1955 TRIUMPH T110 TIGER CONTINUALLY IMPROVES
True to the British style at the time, steady, continuous improvements were applied to all their bikes. The 650cc T110 Tiger was their hottest bike in 1955 (the TR6 wouldn’t topple its top spot until 1956), so much attention was lauded on it. 1954 Tigers had a problem with their new cylinder heads distorting when they got hot. As a temporary fix, a fifth cooling fin was added to help beat the heat. The real problem was that the cylinder and head were made of cast iron, which doesn’t shed heat as well as aluminum. The following year (again with the introduction of the TR6) the new alloy Delta Head was introduced, solving the problem. The choke lever was moved under the seat to clean up the handlebars. All swing arm frames now had sidecar lugs and a new side stand.
1955 TRIUMPH T110 TIGER GETS EVEN HOTTER

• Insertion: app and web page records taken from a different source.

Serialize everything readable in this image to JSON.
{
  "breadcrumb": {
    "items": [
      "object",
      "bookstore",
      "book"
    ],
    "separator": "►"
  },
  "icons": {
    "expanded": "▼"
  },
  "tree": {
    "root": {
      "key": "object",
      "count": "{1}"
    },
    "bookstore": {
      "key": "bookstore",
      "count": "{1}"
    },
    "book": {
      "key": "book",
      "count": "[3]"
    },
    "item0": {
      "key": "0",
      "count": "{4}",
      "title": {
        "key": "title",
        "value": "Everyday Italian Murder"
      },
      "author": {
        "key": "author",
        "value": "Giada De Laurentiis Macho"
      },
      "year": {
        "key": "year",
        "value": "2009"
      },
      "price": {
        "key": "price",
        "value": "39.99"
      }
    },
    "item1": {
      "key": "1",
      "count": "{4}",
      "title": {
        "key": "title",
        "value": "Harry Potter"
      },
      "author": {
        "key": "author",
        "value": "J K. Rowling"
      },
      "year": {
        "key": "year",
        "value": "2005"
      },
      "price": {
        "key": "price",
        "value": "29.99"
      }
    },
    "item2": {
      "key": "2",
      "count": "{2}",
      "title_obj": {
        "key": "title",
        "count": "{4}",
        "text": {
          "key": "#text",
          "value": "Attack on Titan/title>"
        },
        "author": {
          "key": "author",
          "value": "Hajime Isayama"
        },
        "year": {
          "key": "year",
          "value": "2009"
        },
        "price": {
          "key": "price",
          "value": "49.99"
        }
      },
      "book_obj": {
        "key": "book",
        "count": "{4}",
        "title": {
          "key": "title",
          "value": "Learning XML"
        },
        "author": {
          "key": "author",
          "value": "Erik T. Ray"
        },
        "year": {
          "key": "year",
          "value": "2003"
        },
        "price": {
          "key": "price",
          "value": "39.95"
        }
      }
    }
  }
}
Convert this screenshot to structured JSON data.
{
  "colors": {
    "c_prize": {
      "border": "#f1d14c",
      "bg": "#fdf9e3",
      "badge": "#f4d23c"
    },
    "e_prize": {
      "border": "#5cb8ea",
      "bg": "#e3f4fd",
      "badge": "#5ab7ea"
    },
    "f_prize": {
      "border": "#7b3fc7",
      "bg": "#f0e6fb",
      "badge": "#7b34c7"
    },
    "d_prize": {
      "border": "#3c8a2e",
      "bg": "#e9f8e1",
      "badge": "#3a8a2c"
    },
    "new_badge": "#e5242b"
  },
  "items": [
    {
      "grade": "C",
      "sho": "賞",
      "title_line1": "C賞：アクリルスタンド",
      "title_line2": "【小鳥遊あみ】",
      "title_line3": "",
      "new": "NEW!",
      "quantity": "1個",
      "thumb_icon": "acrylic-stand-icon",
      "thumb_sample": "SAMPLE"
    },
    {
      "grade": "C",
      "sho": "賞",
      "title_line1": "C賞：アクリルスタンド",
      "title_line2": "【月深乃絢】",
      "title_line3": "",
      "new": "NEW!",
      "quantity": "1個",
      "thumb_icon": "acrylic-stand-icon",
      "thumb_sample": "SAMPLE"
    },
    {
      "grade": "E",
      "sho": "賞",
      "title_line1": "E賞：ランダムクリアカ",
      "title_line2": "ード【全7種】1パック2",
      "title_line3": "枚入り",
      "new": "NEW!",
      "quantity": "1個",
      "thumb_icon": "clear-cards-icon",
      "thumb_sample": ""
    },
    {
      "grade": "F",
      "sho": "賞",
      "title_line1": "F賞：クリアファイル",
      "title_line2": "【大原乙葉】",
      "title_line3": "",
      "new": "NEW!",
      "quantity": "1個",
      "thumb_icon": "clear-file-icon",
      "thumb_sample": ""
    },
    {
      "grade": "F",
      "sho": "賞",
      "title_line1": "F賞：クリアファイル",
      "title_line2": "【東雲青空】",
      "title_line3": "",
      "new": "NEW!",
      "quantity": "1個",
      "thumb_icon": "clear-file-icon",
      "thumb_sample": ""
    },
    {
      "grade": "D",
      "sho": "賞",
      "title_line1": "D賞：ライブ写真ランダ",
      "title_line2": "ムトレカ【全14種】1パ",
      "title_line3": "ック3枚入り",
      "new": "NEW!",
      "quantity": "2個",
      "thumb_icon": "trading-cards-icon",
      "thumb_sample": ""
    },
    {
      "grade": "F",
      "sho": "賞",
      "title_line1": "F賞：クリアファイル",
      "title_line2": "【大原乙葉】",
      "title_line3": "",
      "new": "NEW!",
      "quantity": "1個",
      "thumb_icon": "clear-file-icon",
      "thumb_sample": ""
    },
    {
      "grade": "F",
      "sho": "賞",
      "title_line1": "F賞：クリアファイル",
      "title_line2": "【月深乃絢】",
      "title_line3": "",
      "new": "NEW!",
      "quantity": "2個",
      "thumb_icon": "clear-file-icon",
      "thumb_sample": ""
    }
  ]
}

There is a saying in the motorcycle business: “Too much is never enough”. The 1955 Triumph T110 Tiger was already one of the hottest machines on the road, on 2 wheels or 4, but more power was needed. So, compression was bumped up to 8.0:1, and new, hotter E3325 cams were installed. The added compression forced Triumph to build the entire kickstart mechanism out of nickel-steel chrome to cope with the added loads. Ignition was now handled by a K2FC competition magneto.